Heavy crude oil is too viscous to be transported in pipelines. The formation of oil-in-water emulsions reduces the viscosity effectively, but surfactants are needed to stabilize the emulsions during transport. A fast separation of the two phases at the end of the pipeline is useful. CO2-switchable surfactants satisfy both requirements. When CO2 is introduced, the raised acidity destroys the surfactant and allows the emulsion to separate into its aqueous and oil phase.
Hongsheng Lu, Southwest Petroleum University and Engineering Research Center of Oilfield Chemistry, both Chengdu, China, and colleagues have studied three different tertiary amines for their ability to form a CO2-switchable oil-in-water emulsion with the naphthenic acid naturally present in heavy crude oil. N,N‐Dimethylbutylamine, N,N‐dimethyloctylamine, and N,N‐dimethyldodecylamine were used to prepare heavy crude oil emulsions. Then, CO2 was bubbled into the emulsion at room temperature until the separation of heavy crude oil and the water phase (process pictured) was achieved.
While all tested amines formed emulsions, N,N-dimethylbutylamine was determined as the best choice. Not only was it the most stable option, but it was also the easiest to separate again upon introduction of CO2. The differences in stability and emulsion separation were attributed to the length of the hydrophobic chain and interactions with other components of the oil.
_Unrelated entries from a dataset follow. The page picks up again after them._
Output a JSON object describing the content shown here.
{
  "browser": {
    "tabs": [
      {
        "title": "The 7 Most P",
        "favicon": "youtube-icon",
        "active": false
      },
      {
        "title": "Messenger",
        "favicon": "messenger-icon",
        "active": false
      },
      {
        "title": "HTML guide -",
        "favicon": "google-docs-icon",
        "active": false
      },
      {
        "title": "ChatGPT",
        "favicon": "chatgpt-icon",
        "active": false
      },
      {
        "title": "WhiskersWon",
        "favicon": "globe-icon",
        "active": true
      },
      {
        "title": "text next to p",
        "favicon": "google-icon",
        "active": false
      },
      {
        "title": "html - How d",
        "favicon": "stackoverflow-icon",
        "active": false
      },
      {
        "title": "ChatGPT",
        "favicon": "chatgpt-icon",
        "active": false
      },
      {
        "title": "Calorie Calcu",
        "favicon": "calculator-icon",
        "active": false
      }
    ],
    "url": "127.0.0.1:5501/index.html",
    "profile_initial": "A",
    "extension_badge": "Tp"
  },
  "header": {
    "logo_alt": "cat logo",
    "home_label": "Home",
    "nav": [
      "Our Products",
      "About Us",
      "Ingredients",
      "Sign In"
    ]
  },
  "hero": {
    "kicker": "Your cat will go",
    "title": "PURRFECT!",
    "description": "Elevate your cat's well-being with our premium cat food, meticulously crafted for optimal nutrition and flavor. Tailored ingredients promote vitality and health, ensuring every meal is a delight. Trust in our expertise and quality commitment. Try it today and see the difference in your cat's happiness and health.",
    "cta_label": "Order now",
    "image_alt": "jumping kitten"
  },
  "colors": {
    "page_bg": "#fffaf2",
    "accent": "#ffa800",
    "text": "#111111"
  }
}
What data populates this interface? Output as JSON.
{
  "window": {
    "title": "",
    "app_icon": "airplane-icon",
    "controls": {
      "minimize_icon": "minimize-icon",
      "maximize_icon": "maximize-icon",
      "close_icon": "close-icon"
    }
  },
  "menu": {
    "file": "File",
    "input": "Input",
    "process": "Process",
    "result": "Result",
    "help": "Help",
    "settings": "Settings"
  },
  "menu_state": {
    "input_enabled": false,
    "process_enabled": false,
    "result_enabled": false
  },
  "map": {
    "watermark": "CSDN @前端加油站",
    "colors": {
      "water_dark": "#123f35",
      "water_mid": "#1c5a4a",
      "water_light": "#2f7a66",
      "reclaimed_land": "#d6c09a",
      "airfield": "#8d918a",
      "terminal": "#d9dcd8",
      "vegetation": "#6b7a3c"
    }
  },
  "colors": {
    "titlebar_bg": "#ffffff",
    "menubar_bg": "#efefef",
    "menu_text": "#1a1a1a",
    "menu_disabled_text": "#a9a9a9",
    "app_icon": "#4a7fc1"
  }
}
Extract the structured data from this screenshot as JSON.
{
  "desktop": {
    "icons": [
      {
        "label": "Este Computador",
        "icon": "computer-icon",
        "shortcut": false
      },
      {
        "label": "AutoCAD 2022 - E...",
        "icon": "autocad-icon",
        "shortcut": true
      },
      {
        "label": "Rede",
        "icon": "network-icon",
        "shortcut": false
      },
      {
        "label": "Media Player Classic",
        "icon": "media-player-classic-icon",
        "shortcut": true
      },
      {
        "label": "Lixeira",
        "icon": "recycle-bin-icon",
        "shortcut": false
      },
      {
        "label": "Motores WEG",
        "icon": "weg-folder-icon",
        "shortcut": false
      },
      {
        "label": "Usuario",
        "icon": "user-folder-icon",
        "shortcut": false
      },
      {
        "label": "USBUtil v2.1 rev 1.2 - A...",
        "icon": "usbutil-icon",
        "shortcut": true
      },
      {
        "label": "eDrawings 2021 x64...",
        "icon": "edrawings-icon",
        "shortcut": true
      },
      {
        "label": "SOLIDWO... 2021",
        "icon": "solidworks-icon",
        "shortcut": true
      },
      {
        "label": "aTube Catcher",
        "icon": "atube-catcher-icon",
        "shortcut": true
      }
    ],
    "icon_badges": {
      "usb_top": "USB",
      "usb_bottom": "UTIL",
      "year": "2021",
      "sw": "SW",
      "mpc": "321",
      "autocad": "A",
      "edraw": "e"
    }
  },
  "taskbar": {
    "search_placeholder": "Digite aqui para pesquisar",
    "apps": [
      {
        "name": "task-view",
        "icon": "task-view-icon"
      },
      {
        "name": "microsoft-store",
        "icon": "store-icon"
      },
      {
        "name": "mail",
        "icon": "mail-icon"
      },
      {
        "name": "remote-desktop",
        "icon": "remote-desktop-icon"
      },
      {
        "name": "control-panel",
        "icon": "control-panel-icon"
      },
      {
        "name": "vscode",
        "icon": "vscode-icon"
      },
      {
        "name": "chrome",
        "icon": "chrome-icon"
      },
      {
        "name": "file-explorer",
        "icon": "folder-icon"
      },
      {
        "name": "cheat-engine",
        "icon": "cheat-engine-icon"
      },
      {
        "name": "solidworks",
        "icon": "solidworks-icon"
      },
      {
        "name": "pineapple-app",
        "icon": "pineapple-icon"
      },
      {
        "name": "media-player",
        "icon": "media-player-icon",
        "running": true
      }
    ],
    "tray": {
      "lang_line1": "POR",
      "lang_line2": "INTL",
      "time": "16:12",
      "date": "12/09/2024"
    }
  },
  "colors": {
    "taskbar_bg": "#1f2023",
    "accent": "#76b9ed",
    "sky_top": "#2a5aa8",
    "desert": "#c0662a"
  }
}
Since no harsh conditions are required, this method presents an environmentally friendly and low-cost option to prepare heavy crude oil for pipeline transport
- Tertiary Amine-Naphthenic Acid Self-Assembled Surfactants for Viscosity Reduction of Crude Oil,
Dongfang Liu, Yuxin Suo, Jiang Tan, Peiyao Zhu, Jihe Zhao, Baogang Wang, Hongsheng Lu,
Chem. Eng. Technol. 2018, 41, 2266–2273.
The article is part of a Chemical Engineering & Technology Special Issue on Bioenergy.